“Please advise.” If you use this phrase in your email or workplace messages, chances are the person who receives that message will feel annoyed when they read it. That’s the finding in a recent study by word game site WordFinder. The company combined data from Ahrefs and Google AdWords to find the most commonly used workplace phrases that feel passive-aggressive to those hearing or reading them. “Please advise” came out at the top of the list.
Situations differ. But in general if you have something difficult to say, it’s wiser to just say it, rather than use phrasing that others may see as passive-aggressive and that could leave them feeling frustrated or angry. It’s worth checking out the entire list of passive-aggressive phrases (part of a larger study on the use of slang). These are some of the most off-putting.
1. “Please advise.”
This phrase has a definite edge to it. It implies that you’re waiting for information or an answer to a question that the recipient should already have provided. If that is the case, a better approach would be simply to say that you need or would like an answer by a specific day or time.
If that’s not the case and you aren’t tapping your foot impatiently waiting for info you should already have, try something friendlier like, “Let me know,” or “What do you think?”
2. “Circling back.”
This is a phrase I see a lot in emails from people who are trying to pitch me stuff, along with “just following up,” which also made it onto WordFinder’s list of most-hated passive-aggressive phrases.
Here’s the thing about circles. Once you start going around them, you never come to the end. So “circling back” suggests that the sender will keep sending follow-up messages, again and again, until they get a response. If that truly is your intention, you should say so and explain why. If not, choose different wording.
Admittedly, if you haven’t gotten a response from someone, it’s hard to send a follow-up message of any kind without sounding at least a little passive-aggressive. At the same time, follow-up messages can be very effective so you do need to send them. I myself appreciate getting follow-up messages–I may have intended to respond but forgot, or I may have missed seeing the original message.
When I follow up, I often use the phrase, “in case you hadn’t seen this.” That feels to me like a better choice than “circling back.”
3. “Friendly reminder.”

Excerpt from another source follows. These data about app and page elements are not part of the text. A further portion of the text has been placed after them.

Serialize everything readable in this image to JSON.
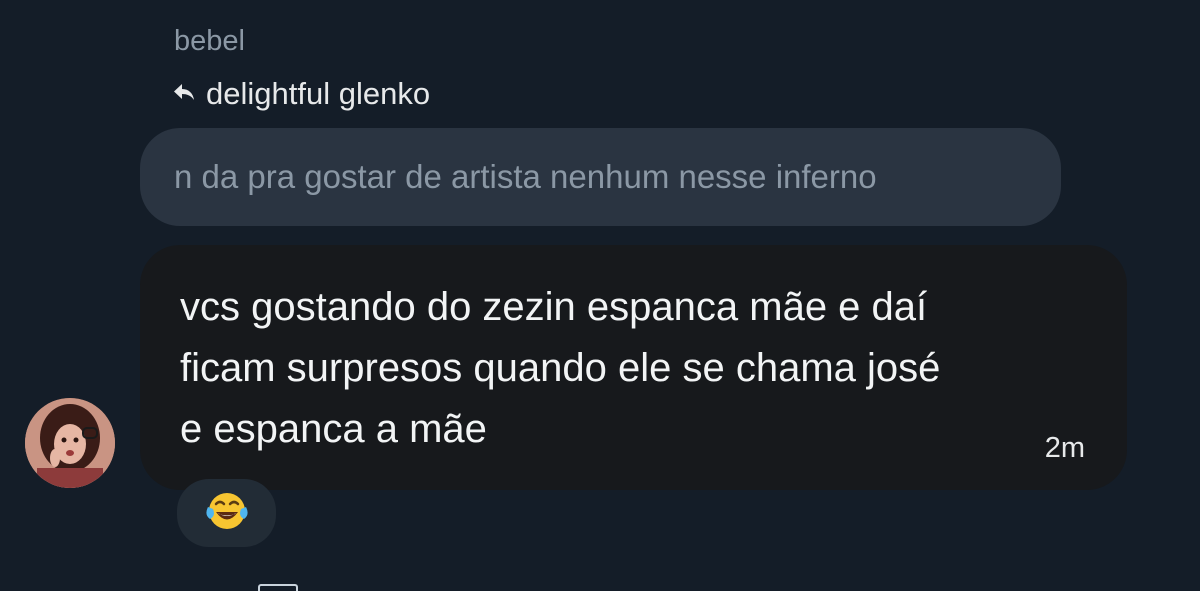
{
  "sender": {
    "name": "bebel"
  },
  "reply": {
    "label": "delightful glenko",
    "icon": "reply-arrow-icon"
  },
  "quoted_message": {
    "text": "n da pra gostar de artista nenhum nesse inferno"
  },
  "message": {
    "text_lines": [
      "vcs gostando do zezin espanca mãe e daí",
      "ficam surpresos quando ele se chama josé",
      "e espanca a mãe"
    ],
    "timestamp": "2m"
  },
  "reaction": {
    "emoji": "face-with-tears-of-joy-icon"
  },
  "colors": {
    "background": "#141d28",
    "quoted_bubble": "#2a3441",
    "message_bubble": "#17191c",
    "muted_text": "#8b98a5",
    "text": "#f2f4f5",
    "reaction_pill": "#222c36"
  }
}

There’s just nothing friendly about “friendly reminder.” It’s a phrase most of us have seen on letters after we fail to pay our bills. Please don’t ever use this phrase.
If you have to remind someone of something, “please don’t forget” to do whatever it is would be preferable. Or, simply state whatever it is you need. For example, “I still haven’t received your report. Can you get it to me by Tuesday?”
4. “Thanks in advance.”
I’ll confess that I sometimes use this phrase myself. It can be handy if you’re asking someone to do something, you know for sure that they will do it, and you want to thank them for their assistance without having to send a whole other email.
That’s fine, but in any other circumstance, “thanks in advance” comes across as manipulative. It implies that since you’re already thanking them, they’re obligated to do what you requested. It’s even worse if you’re messaging someone who might not do what you asked and is under no obligation to fulfill your request. If that’s the case, don’t thank the person prematurely. Instead, explain why what you’re asking is important, and tell them you’ll be grateful (or even owe them a favor) if they do it.
These phrases are bad enough on their own, but they’re truly awful if you combine them into the same email. For instance, “Circling back here on my request from last week. This is a friendly reminder that I still need that info from you. Please advise, and thanks in advance.” Those three sentences made me cringe, and I’m hoping they do the same for you.
Whoever you’re writing to, you want your communication to be friendly and persuasive, not passive-aggressive and demanding. Written communication already lacks the nuance and friendliness you can convey if you’re speaking to someone in person. So it’s wise to avoid these passive-aggressive sounding phrases that make things that much worse.
There’s a growing audience of Inc.com readers who receive a daily text from me with a self-care or motivational micro-challenge or tip. Often they text me back and we wind up in a conversation. (Want to learn more? Here’s some information and a special invitation to an extended free trial.) Many are entrepreneurs or business leaders and they tell me how important clear communication is to their companies and careers. If that’s true for you too, avoiding these phrases is a great place to start.